D2.1. Congregate Care: long-term care options
Consider this scenario, a composite of actual circumstances.
Bob and Mary were happy when their military service ended, they married and embarked on their civilian careers. Bob and Mary were healthcare professionals; Bob was a professor at the local medical school and Mary was a hospice nurse. Bob and Mary were always active in their church and volunteered their time in the community. They both retired at age 65 to pursue their dream of domestic and international travel. During the early years of their retired life, the couple continued to work part time, travel extensively, and spend time with their grandkids. When Mary turned 78 years of age Bob noticed that she was having memory problems.
Mary always kept up on the latest topics and was always the first to complete the crossword puzzles and other logic games in the newspaper. However, Mary seemed to become increasingly forgetful; she would run errands to purchase specific items and return home empty-handed. The couple decided to seek help from a gerontologist. An extensive battery of cognitive and neuropsychological tests determined that Mary’s language skills and mental abilities had markedly diminished. Mary was diagnosed with Alzheimer’s disease, an incurable terminal brain disease. After the initial shock of the diagnosis, the couple developed a plan that included Bob serving as Mary’s sole caregiver.
Over time, the disease progressed making it difficult for Bob to meet Mary’s needs. In addition, the progression of the disease was tough for both Bob, the children and grandchildren to witness. At first Mary became confused, then she became progressively irritable and aggressive. Five years after the diagnosis, Mary became almost totally withdrawn. Her appetite was nonexistent, and she became incontinent. Additionally, Mary was diagnosed with “sundowners’ syndrome” – a phenomenon whereby the individual experiences confusion and exasperation during the late afternoon or early evening hours.
Bob struggled to care for her and keep an upbeat attitude; however, he too was experiencing health issues due to aging. Bob was a competitive runner for years which impacted his knees and other joints. At times, this condition prevented him from daily activities, self-care and taking care of Mary.

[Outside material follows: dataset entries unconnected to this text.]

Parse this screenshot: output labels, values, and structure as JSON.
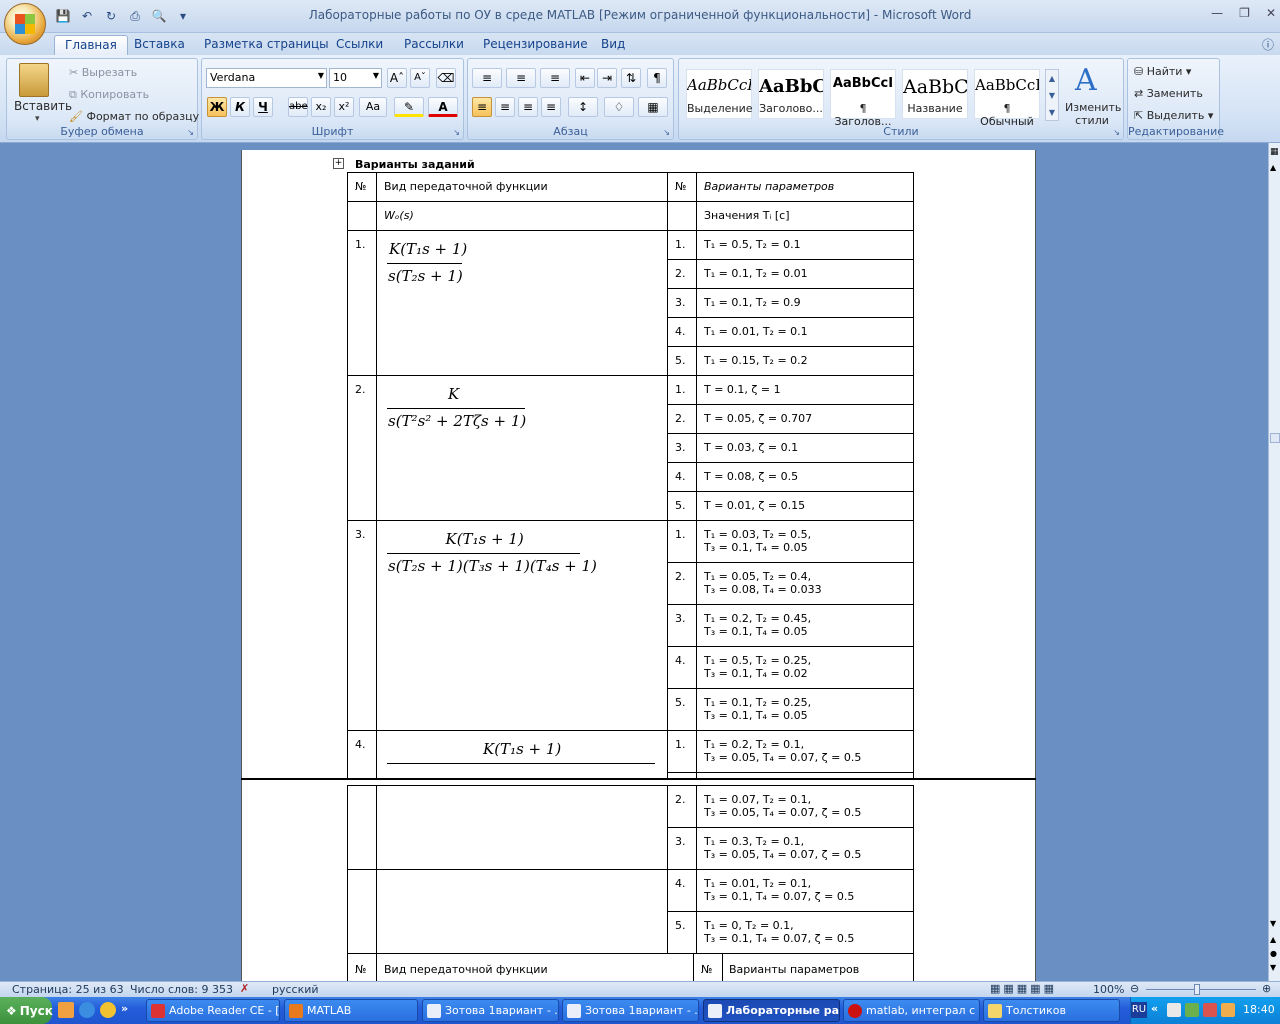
{
  "window": {
    "title": "Лабораторные работы по ОУ в среде MATLAB [Режим ограниченной функциональности] - Microsoft Word"
  },
  "tabs": [
    "Главная",
    "Вставка",
    "Разметка страницы",
    "Ссылки",
    "Рассылки",
    "Рецензирование",
    "Вид"
  ],
  "clipboard": {
    "paste": "Вставить",
    "cut": "Вырезать",
    "copy": "Копировать",
    "format_painter": "Формат по образцу",
    "label": "Буфер обмена"
  },
  "font": {
    "name": "Verdana",
    "size": "10",
    "label": "Шрифт",
    "bold": "Ж",
    "italic": "К",
    "underline": "Ч",
    "strike": "abe",
    "sub": "x₂",
    "sup": "x²",
    "case": "Aa"
  },
  "paragraph": {
    "label": "Абзац"
  },
  "styles": {
    "label": "Стили",
    "items": [
      {
        "preview": "AaBbCcI",
        "name": "Выделение"
      },
      {
        "preview": "AaBbC",
        "name": "Заголово..."
      },
      {
        "preview": "AaBbCcI",
        "name": "¶ Заголов..."
      },
      {
        "preview": "AaBbC",
        "name": "Название"
      },
      {
        "preview": "AaBbCcI",
        "name": "¶ Обычный"
      }
    ],
    "change": "Изменить стили"
  },
  "editing": {
    "label": "Редактирование",
    "find": "Найти",
    "replace": "Заменить",
    "select": "Выделить"
  },
  "doc": {
    "heading": "Варианты заданий",
    "col_num": "№",
    "col_kind": "Вид передаточной функции",
    "col_num2": "№",
    "col_params": "Варианты параметров",
    "sub_kind": "Wₒ(s)",
    "sub_params": "Значения Tᵢ [с]",
    "rows": [
      {
        "n": "1.",
        "num": "K(T₁s + 1)",
        "den": "s(T₂s + 1)",
        "variants": [
          "T₁ = 0.5, T₂ = 0.1",
          "T₁ = 0.1, T₂ = 0.01",
          "T₁ = 0.1, T₂ = 0.9",
          "T₁ = 0.01, T₂ = 0.1",
          "T₁ = 0.15, T₂ = 0.2"
        ]
      },
      {
        "n": "2.",
        "num": "K",
        "den": "s(T²s² + 2Tζs + 1)",
        "variants": [
          "T = 0.1, ζ = 1",
          "T = 0.05, ζ = 0.707",
          "T = 0.03, ζ = 0.1",
          "T = 0.08, ζ = 0.5",
          "T = 0.01, ζ = 0.15"
        ]
      },
      {
        "n": "3.",
        "num": "K(T₁s + 1)",
        "den": "s(T₂s + 1)(T₃s + 1)(T₄s + 1)",
        "variants": [
          [
            "T₁ = 0.03, T₂ = 0.5,",
            "T₃ = 0.1, T₄ = 0.05"
          ],
          [
            "T₁ = 0.05, T₂ = 0.4,",
            "T₃ = 0.08, T₄ = 0.033"
          ],
          [
            "T₁ = 0.2, T₂ = 0.45,",
            "T₃ = 0.1, T₄ = 0.05"
          ],
          [
            "T₁ = 0.5, T₂ = 0.25,",
            "T₃ = 0.1, T₄ = 0.02"
          ],
          [
            "T₁ = 0.1, T₂ = 0.25,",
            "T₃ = 0.1, T₄ = 0.05"
          ]
        ]
      },
      {
        "n": "4.",
        "num": "K(T₁s + 1)",
        "variants": [
          [
            "T₁ = 0.2, T₂ = 0.1,",
            "T₃ = 0.05, T₄ = 0.07, ζ = 0.5"
          ],
          [
            "T₁ = 0.07, T₂ = 0.1,",
            "T₃ = 0.05, T₄ = 0.07, ζ = 0.5"
          ],
          [
            "T₁ = 0.3, T₂ = 0.1,",
            "T₃ = 0.05, T₄ = 0.07, ζ = 0.5"
          ],
          [
            "T₁ = 0.01, T₂ = 0.1,",
            "T₃ = 0.1, T₄ = 0.07, ζ = 0.5"
          ],
          [
            "T₁ = 0, T₂ = 0.1,",
            "T₃ = 0.1, T₄ = 0.07, ζ = 0.5"
          ]
        ]
      }
    ]
  },
  "variant_numbers": [
    "1.",
    "2.",
    "3.",
    "4.",
    "5."
  ],
  "status": {
    "page": "Страница: 25 из 63",
    "words": "Число слов: 9 353",
    "lang": "русский",
    "zoom": "100%"
  },
  "taskbar": {
    "start": "Пуск",
    "items": [
      "Adobe Reader CE - [...",
      "MATLAB",
      "Зотова 1вариант - ...",
      "Зотова 1вариант - ...",
      "Лабораторные ра...",
      "matlab, интеграл с ...",
      "Толстиков"
    ],
    "lang": "RU",
    "time": "18:40"
  }
}
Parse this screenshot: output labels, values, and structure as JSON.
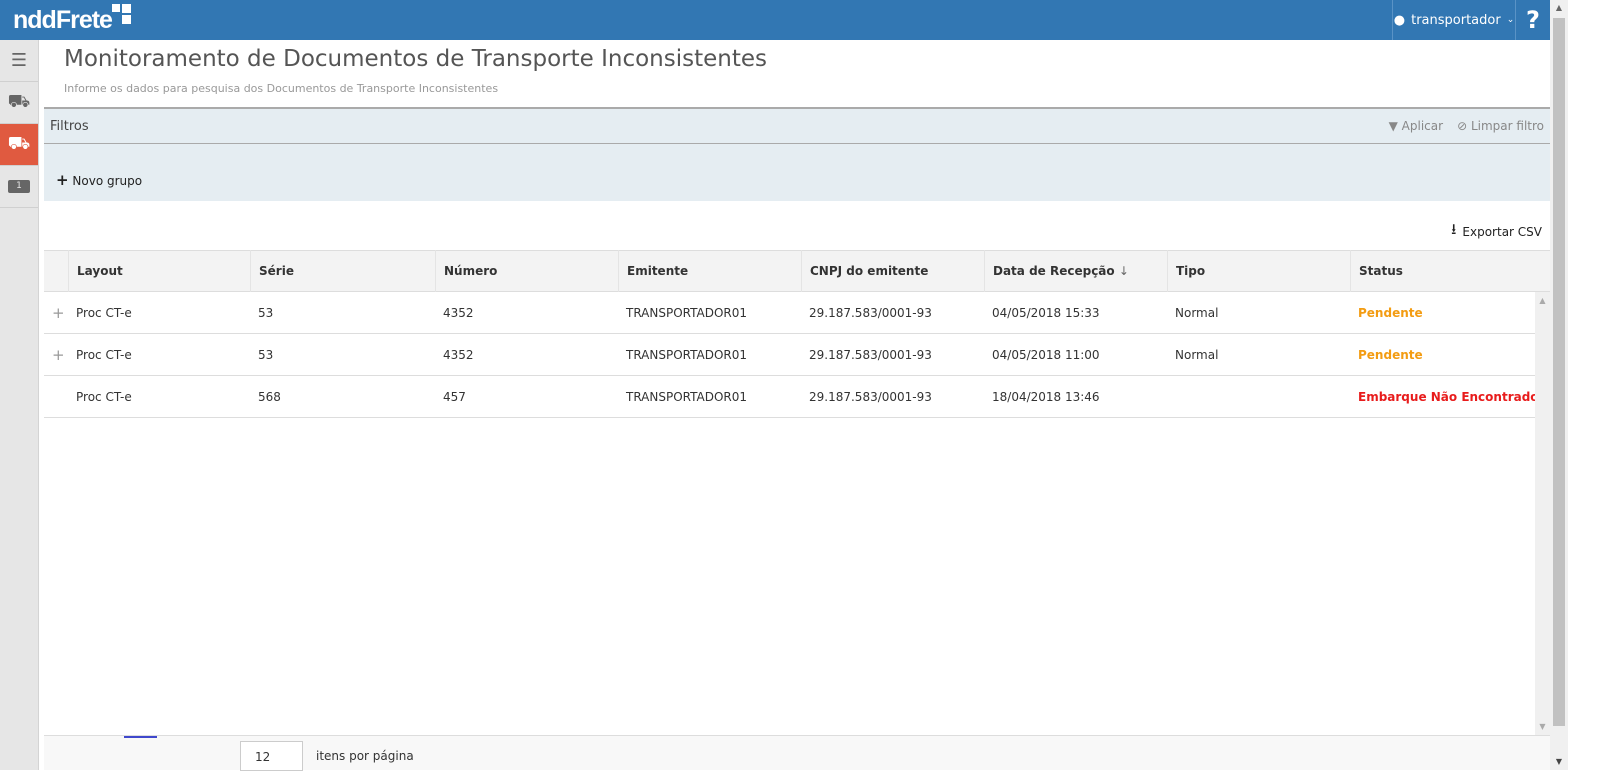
{
  "header": {
    "logo": "nddFrete",
    "user": "transportador",
    "help": "?"
  },
  "sidebar": {
    "items": [
      {
        "icon": "menu-icon"
      },
      {
        "icon": "truck-icon"
      },
      {
        "icon": "truck-document-icon",
        "active": true
      },
      {
        "icon": "money-icon"
      }
    ]
  },
  "page": {
    "title": "Monitoramento de Documentos de Transporte Inconsistentes",
    "subtitle": "Informe os dados para pesquisa dos Documentos de Transporte Inconsistentes"
  },
  "filters": {
    "title": "Filtros",
    "apply": "Aplicar",
    "clear": "Limpar filtro",
    "new_group": "Novo grupo"
  },
  "export_label": "Exportar CSV",
  "table": {
    "columns": [
      "Layout",
      "Série",
      "Número",
      "Emitente",
      "CNPJ do emitente",
      "Data de Recepção",
      "Tipo",
      "Status"
    ],
    "sort_indicator": "↓",
    "rows": [
      {
        "expand": "+",
        "layout": "Proc CT-e",
        "serie": "53",
        "numero": "4352",
        "emitente": "TRANSPORTADOR01",
        "cnpj": "29.187.583/0001-93",
        "data": "04/05/2018 15:33",
        "tipo": "Normal",
        "status": "Pendente",
        "status_color": "#f39c12"
      },
      {
        "expand": "+",
        "layout": "Proc CT-e",
        "serie": "53",
        "numero": "4352",
        "emitente": "TRANSPORTADOR01",
        "cnpj": "29.187.583/0001-93",
        "data": "04/05/2018 11:00",
        "tipo": "Normal",
        "status": "Pendente",
        "status_color": "#f39c12"
      },
      {
        "expand": "",
        "layout": "Proc CT-e",
        "serie": "568",
        "numero": "457",
        "emitente": "TRANSPORTADOR01",
        "cnpj": "29.187.583/0001-93",
        "data": "18/04/2018 13:46",
        "tipo": "",
        "status": "Embarque Não Encontrado",
        "status_color": "#e81c1c"
      }
    ]
  },
  "pager": {
    "page_size": "12",
    "label": "itens por página"
  }
}
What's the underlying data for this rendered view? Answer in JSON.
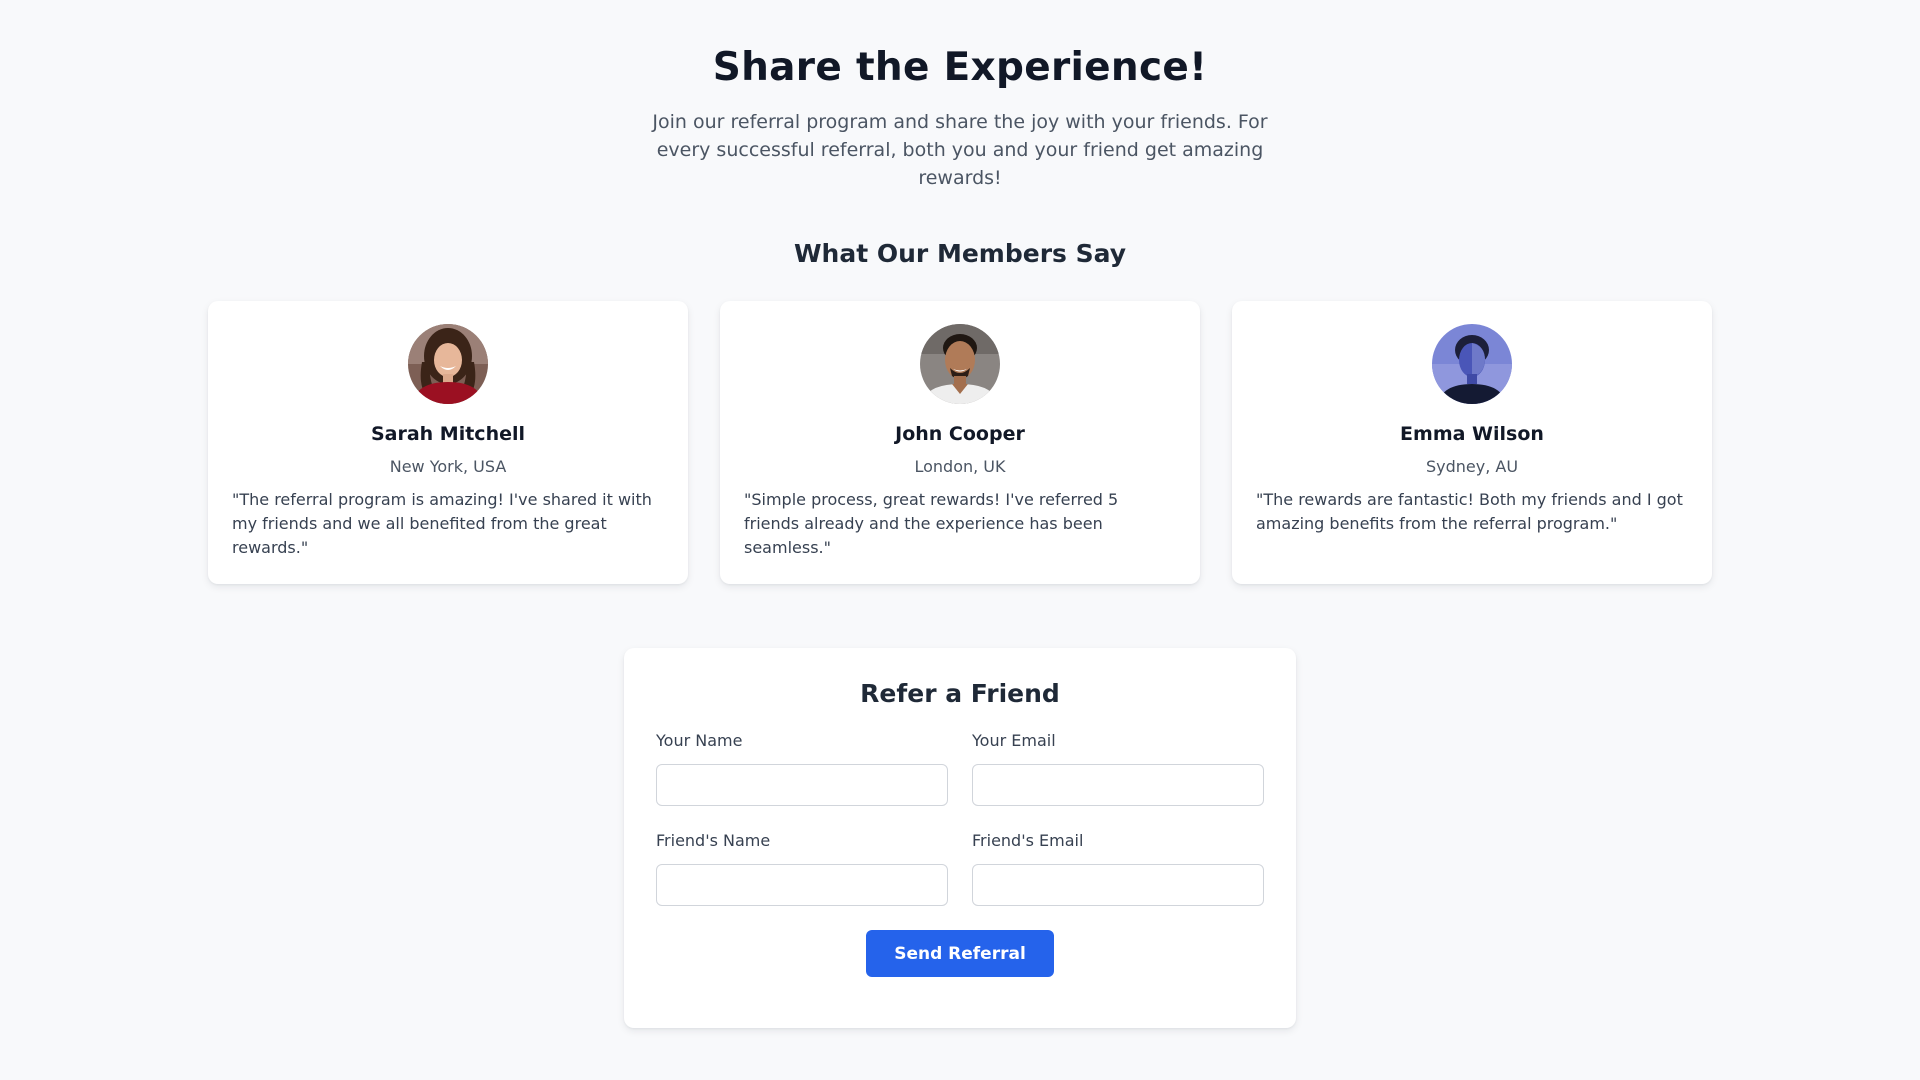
{
  "hero": {
    "title": "Share the Experience!",
    "subtitle": "Join our referral program and share the joy with your friends. For every successful referral, both you and your friend get amazing rewards!"
  },
  "testimonials": {
    "title": "What Our Members Say",
    "items": [
      {
        "name": "Sarah Mitchell",
        "location": "New York, USA",
        "quote": "\"The referral program is amazing! I've shared it with my friends and we all benefited from the great rewards.\"",
        "avatar": "woman-red-sweater-photo"
      },
      {
        "name": "John Cooper",
        "location": "London, UK",
        "quote": "\"Simple process, great rewards! I've referred 5 friends already and the experience has been seamless.\"",
        "avatar": "man-white-tshirt-photo"
      },
      {
        "name": "Emma Wilson",
        "location": "Sydney, AU",
        "quote": "\"The rewards are fantastic! Both my friends and I got amazing benefits from the referral program.\"",
        "avatar": "woman-blue-light-photo"
      }
    ]
  },
  "form": {
    "title": "Refer a Friend",
    "your_name_label": "Your Name",
    "your_name_value": "",
    "your_email_label": "Your Email",
    "your_email_value": "",
    "friend_name_label": "Friend's Name",
    "friend_name_value": "",
    "friend_email_label": "Friend's Email",
    "friend_email_value": "",
    "submit_label": "Send Referral"
  },
  "colors": {
    "background": "#f8f9fb",
    "primary_button": "#2563eb",
    "heading": "#111827",
    "body_text": "#4b5563"
  }
}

Bob eventually hired a home health aide to visit daily to assist Mary and also do some light household chores. As Mary’s condition grew more serious, he had to make a decision. He was no longer able to care for her, and his own ailments were starting to severely impact his ability to take care of himself.
Bob and Mary had no assets and their retirement savings was gone. They were forced to ask for financial assistance from their children. Luckily, their children were professionals and able to assist Bob and Mary financially. The family had a meeting and agreed that Bob and Mary need to move into a home where they can both get the care that they need.
1. What long-term care options should be considered by Bob and his family for both himself and Mary?
2. What are the requirements necessary to access the care you have chosen in Question 1?
3. What funding mechanisms are available to Bob and Mary, and how does this affect the choice of their care options?
4. What could Bob and Mary have done to plan their care during their later years?
5. What is your plan to prepare for the possibility of your need for long-term care?
Your discussion should be in the form of a case study analysis. You can use another similar approach or a variation of this example.